Yet other idea is using HappyFunTimes to make games that help people to be more social. Maybe a game where you have to walk around the room and introduce yourself to the person who’s phone matches the color on your phone and ask them whatever question is on the phone.
Team Trace Race
In this example players are put in teams by color. So for example everyone with a blue background is on the blue team. One the game starts the blue players need to find each other and then figure out how to arrange their phones to make the figure complete. Once they do that they then have to trace the figure. First team to trace their figure wins. The game can know if they cheat because it knows the end of the figure on phone #1 needs to be touched before the start of the figure on phone #2 etc..
Controllers are Web Pages
<div id="buttons" class="hft-fullsize"> <div class="button" id="left">◀</div> <div class="button" id="right">▶</div> <canvas id="avatar"></canvas> <div class="button" id="up">▲</div> </div>
Making controllers is easy because they are just web page. Just make some HTML, use any frameworks you want. JQuery? Pixi? Three.js? (although if you use WebGL you’re limited to players with Android and iOS8+).
Controllers are Web Pages
But, at the same time, it’s a webpage. That means the browser can get in they way. For example iOS8 added these bars you can’t get rid of 😎
So, it might be easier to make portrait controllers instead of landscape controllers. On Chrome you can use the fullscreen API to get rid of all the browser UI. Hopefully iOS 8.1 or a future version will add something similar.
Chome Dev Tools FTW!
Chrome dev tools (and I’m sure Safari and Firefox and maybe even IE11+) have some incredible features that can help you design your controllers.
It’s important to remember your players will have a variety of phones from a tiny Android to a giant iPhone 6+ or Samsung Note 4 or even an iPad or Android tablet.
What does that mean for you? Well for example one team made a Risk like game with really beautiful controls for choosing your move. But, they were using an iPhone 5s to build it on and when it came time to actually play the game some players had iPhone 4s and the controls didn’t fit on the screen. How you solve this is up to you. For a turn based game it might be okay if you can scroll through a larger controller. For an action game it might be best if you keep the controls as simple as possible. Another solution is to make multiple controls, one set for people with small screens, another for people with midsized screens, yet another for people with giant screens. That’s up to you it’s just important to be aware of.
Phone simulators are your friend. At least the iPhone one in XCode if you’re on OSX is fast and easy to use. It’s not perfect because you can’t easily simulate device orientation for example but if your game doesn’t need that feature it’s great. Apparently the new Microsoft Android simulator can simulate device orientation. The normal Android SDK simulator is crap so don’t waste your time with that one.

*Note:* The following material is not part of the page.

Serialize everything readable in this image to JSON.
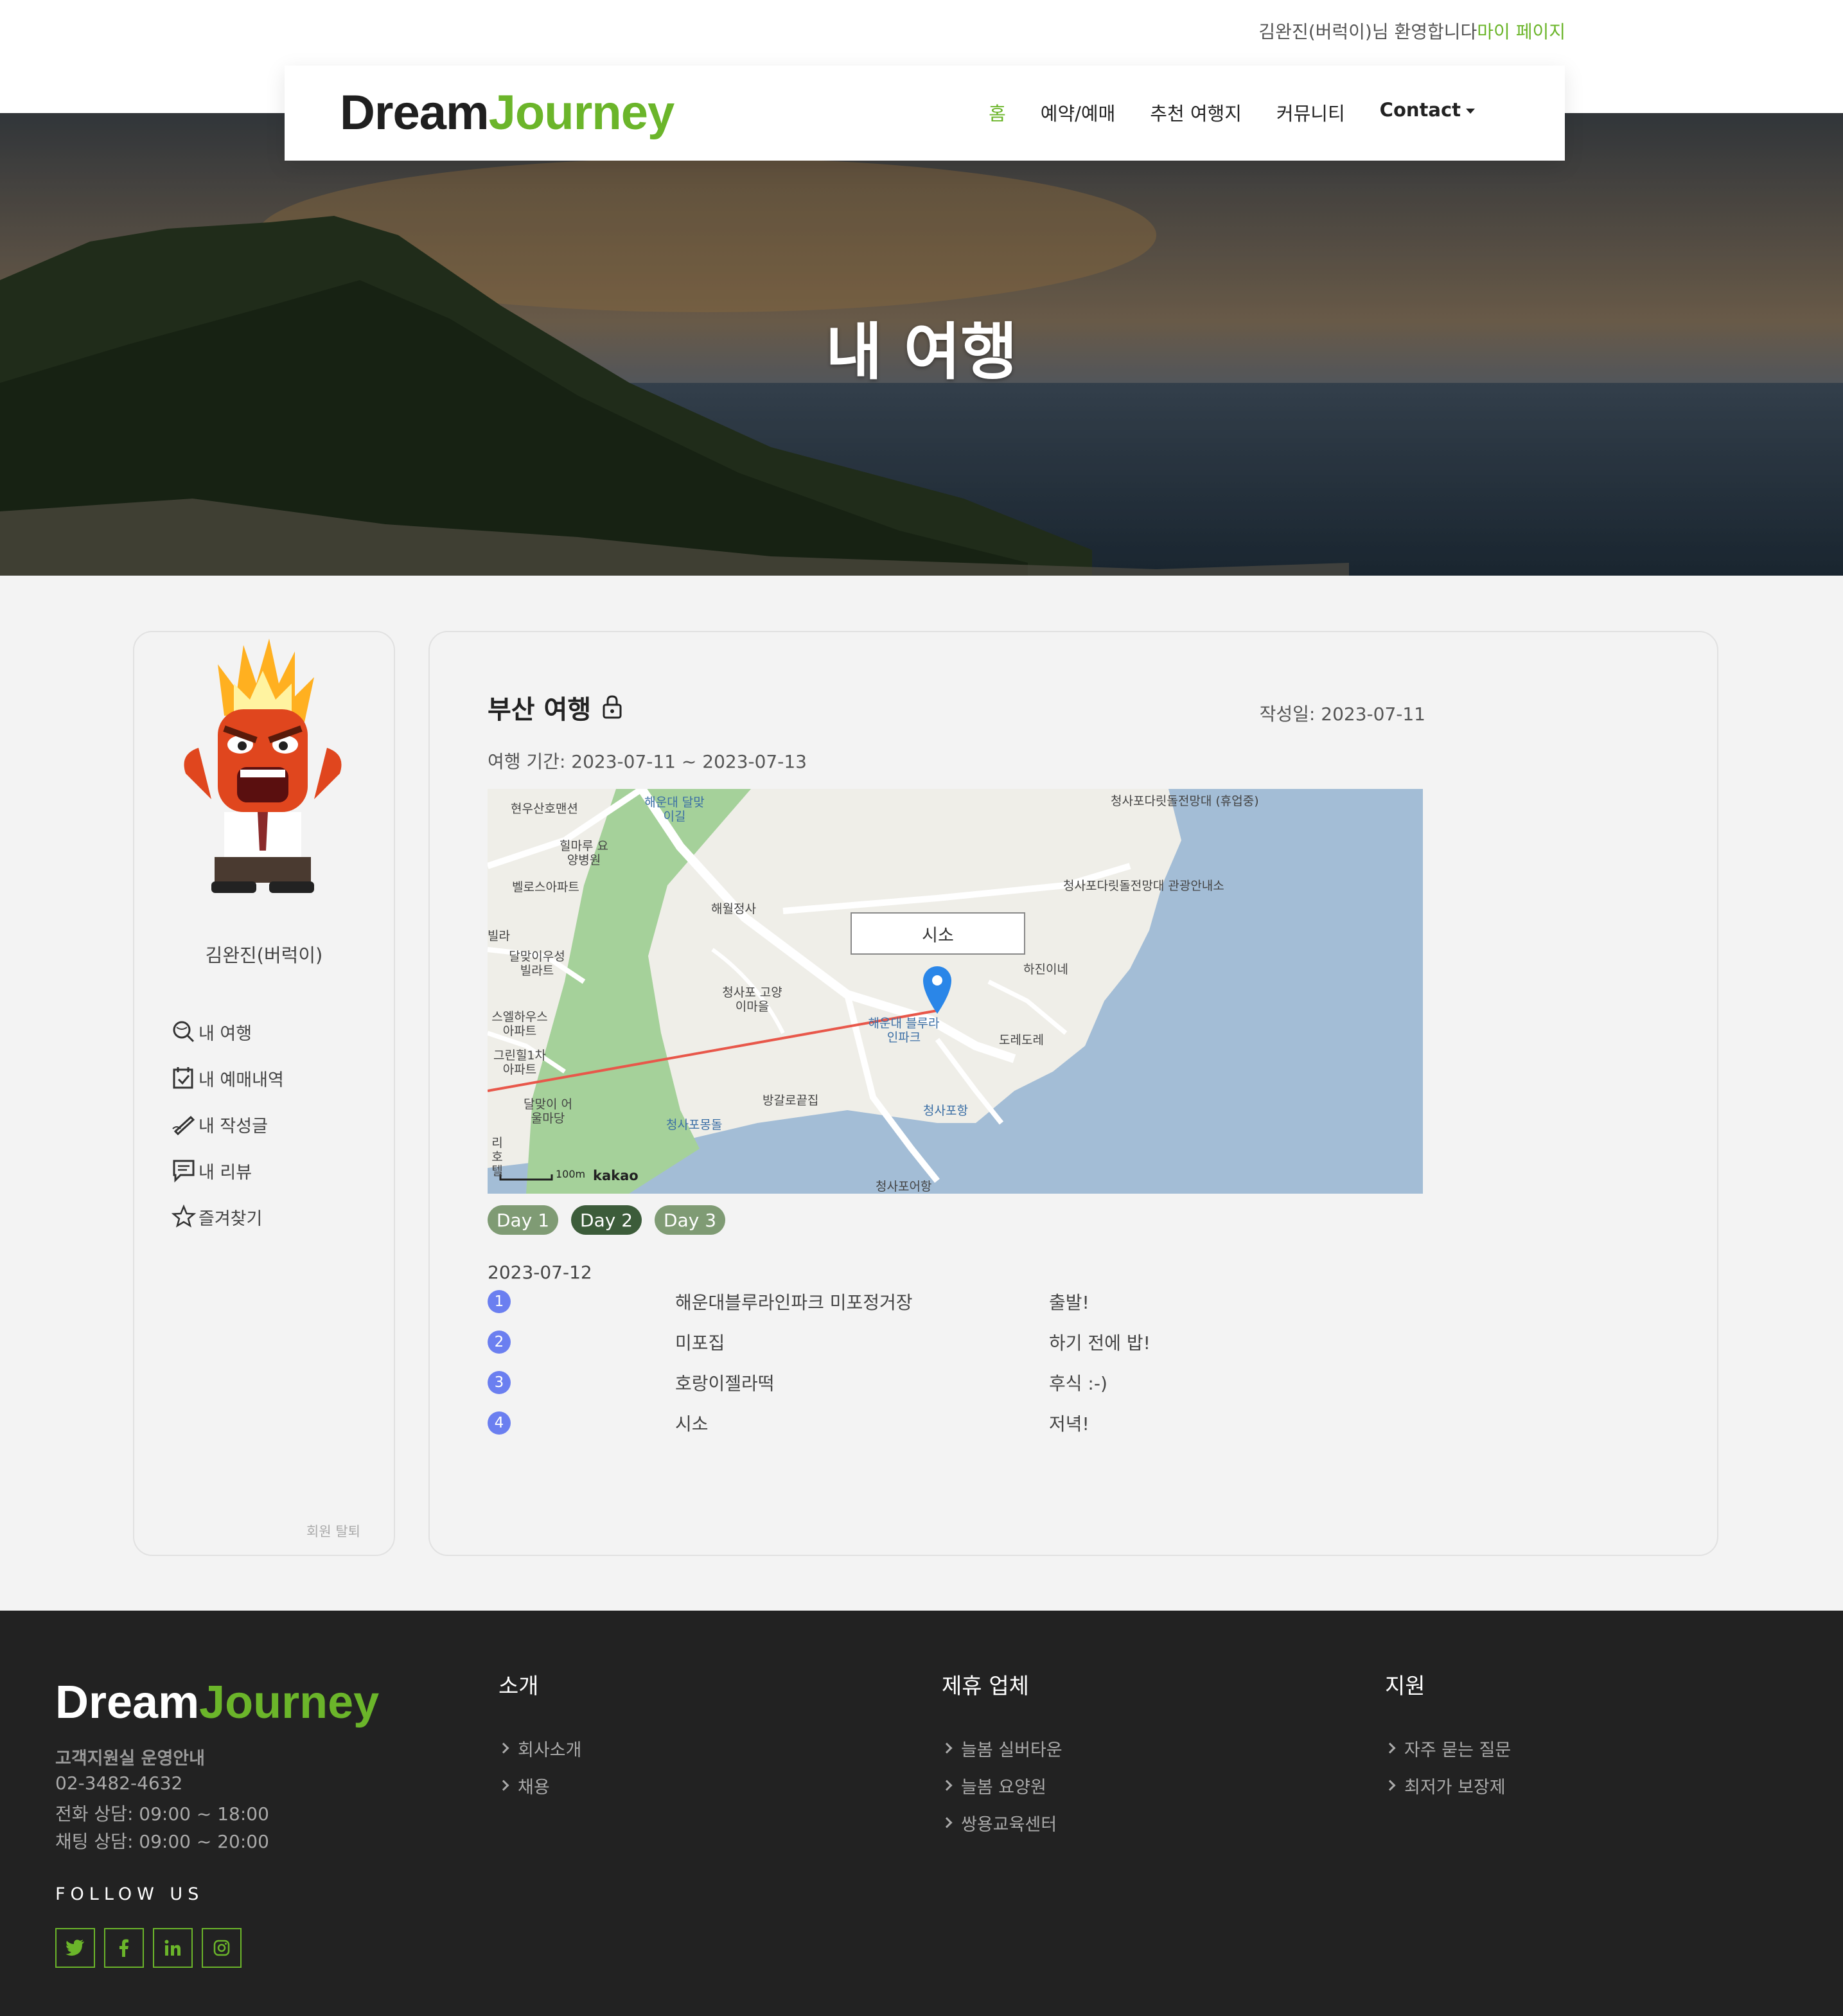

Also be aware that you can remote debug both iOS Safari and Android Chrome which can be a huge help.
You can simulate lots of players by opening browser windows. That much much MUCH faster and easier than connecting phones every time or using the simulator. For action games it’s often a good idea to include keyboard controls which is much easier to test on your computer then using the mouse to simulate touch controls.
And that’s about it. After that we made games. I’d love to show you the games. I’m waiting on the UCLA Game Lab to post some stuff from the jam. Until then here’s a small preview of one game from the jam.